Dataset items:
*** Block opens ***
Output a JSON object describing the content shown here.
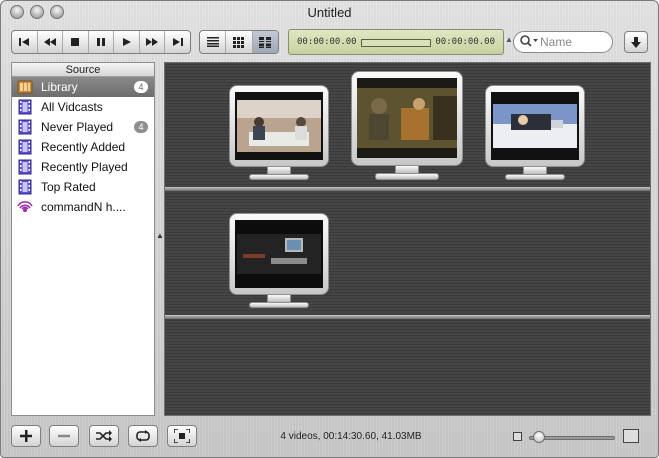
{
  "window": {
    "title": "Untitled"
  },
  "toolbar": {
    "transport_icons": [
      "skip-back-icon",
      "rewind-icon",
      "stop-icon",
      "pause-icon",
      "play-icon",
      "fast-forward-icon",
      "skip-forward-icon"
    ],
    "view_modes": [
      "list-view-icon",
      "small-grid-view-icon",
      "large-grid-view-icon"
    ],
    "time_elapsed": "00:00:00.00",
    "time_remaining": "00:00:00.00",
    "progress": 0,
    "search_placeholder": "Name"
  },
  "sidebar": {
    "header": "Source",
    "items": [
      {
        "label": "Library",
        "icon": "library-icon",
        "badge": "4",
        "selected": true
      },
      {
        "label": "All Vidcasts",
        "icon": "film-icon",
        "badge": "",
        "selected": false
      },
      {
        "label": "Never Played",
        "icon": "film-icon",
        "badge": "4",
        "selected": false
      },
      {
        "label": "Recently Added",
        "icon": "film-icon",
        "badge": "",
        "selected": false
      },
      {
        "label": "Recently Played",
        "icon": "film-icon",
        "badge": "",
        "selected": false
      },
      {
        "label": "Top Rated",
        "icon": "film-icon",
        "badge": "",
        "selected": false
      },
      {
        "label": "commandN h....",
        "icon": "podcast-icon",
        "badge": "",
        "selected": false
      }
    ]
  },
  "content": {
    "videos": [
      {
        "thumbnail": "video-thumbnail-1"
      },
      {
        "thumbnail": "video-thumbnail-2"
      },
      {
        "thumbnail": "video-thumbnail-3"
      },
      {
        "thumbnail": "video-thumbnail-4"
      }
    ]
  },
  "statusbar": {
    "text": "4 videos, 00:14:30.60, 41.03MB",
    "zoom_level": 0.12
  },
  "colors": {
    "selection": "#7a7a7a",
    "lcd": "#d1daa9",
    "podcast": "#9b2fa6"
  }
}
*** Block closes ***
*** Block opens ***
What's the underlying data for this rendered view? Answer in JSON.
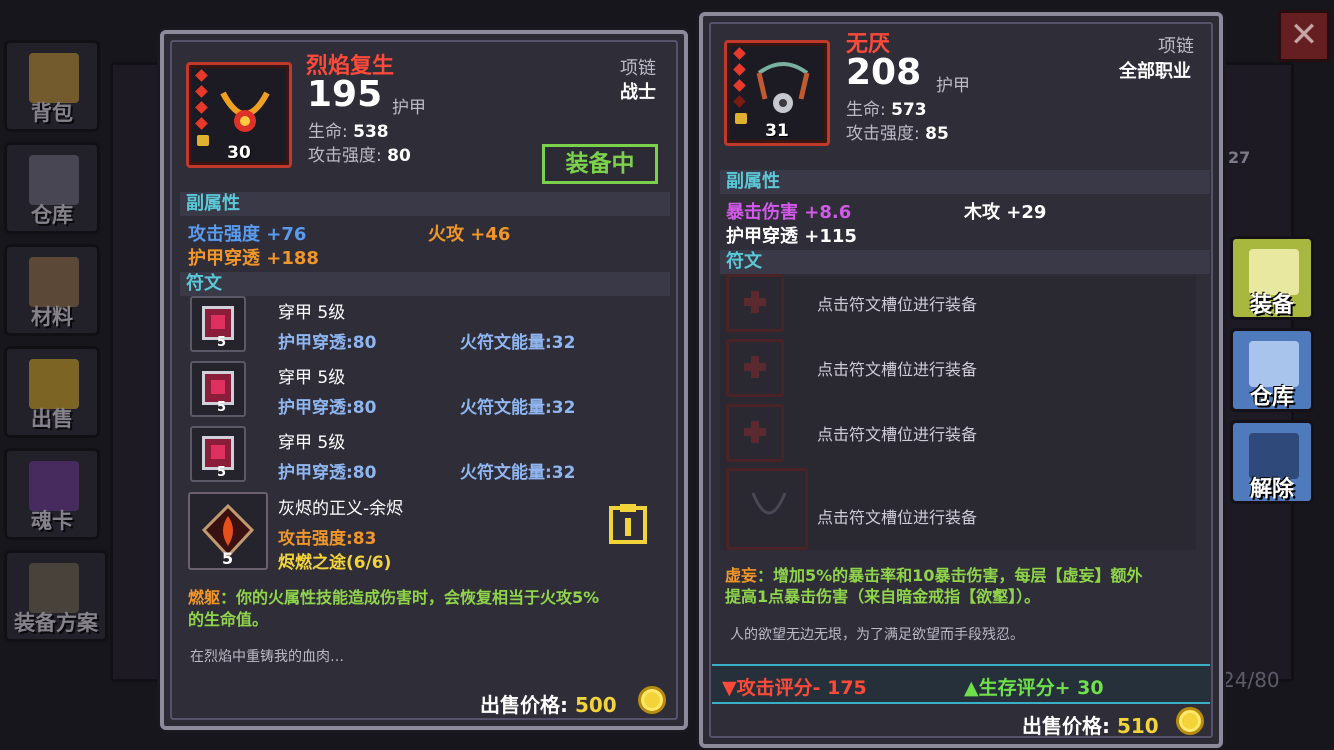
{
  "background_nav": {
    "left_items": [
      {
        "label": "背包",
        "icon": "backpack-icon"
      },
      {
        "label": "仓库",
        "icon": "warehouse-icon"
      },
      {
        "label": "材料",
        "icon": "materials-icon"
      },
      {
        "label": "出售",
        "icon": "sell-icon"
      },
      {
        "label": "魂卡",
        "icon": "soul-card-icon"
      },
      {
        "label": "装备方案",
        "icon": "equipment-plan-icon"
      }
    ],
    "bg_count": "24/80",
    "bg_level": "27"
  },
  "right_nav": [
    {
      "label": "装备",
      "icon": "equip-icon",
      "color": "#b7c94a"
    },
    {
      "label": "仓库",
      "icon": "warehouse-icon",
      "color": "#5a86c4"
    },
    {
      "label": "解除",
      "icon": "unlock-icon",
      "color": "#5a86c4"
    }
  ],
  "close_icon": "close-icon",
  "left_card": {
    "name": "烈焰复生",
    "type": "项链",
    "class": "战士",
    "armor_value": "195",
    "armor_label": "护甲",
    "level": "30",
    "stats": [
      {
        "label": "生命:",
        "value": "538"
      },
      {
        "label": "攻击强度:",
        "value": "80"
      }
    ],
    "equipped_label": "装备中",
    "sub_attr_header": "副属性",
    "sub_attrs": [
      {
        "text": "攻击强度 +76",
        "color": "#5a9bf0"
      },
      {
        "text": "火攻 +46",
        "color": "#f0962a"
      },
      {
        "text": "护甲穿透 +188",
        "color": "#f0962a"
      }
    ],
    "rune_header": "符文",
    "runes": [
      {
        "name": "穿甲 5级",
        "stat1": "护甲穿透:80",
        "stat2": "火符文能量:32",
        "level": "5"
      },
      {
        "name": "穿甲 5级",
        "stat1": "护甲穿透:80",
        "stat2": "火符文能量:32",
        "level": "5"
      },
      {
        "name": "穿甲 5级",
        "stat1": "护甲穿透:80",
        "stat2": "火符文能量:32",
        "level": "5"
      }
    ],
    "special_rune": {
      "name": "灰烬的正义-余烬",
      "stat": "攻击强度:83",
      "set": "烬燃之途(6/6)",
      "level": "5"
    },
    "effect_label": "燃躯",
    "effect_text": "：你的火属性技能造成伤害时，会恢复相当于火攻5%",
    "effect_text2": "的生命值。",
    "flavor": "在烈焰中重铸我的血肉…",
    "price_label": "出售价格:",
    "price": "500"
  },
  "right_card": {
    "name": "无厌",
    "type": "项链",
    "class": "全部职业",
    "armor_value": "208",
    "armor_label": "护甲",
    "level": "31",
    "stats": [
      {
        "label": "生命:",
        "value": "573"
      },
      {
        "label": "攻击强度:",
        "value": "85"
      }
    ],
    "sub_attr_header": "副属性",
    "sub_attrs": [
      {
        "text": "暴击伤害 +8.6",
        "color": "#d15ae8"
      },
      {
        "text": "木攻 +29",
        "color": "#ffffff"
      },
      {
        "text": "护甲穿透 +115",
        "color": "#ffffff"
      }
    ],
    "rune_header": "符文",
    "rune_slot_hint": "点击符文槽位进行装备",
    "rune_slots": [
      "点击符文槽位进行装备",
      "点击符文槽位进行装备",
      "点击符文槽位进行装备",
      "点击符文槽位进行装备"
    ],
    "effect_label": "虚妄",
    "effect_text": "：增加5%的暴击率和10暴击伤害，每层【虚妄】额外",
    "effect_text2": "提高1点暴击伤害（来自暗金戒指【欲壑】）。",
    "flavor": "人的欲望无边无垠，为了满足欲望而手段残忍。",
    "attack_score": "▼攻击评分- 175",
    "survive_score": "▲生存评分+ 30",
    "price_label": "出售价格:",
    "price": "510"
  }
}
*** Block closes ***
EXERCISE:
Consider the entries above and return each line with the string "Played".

RESULT FOR THIS EXERCISE:
        "label": "Never Played",
        "label": "Recently Played",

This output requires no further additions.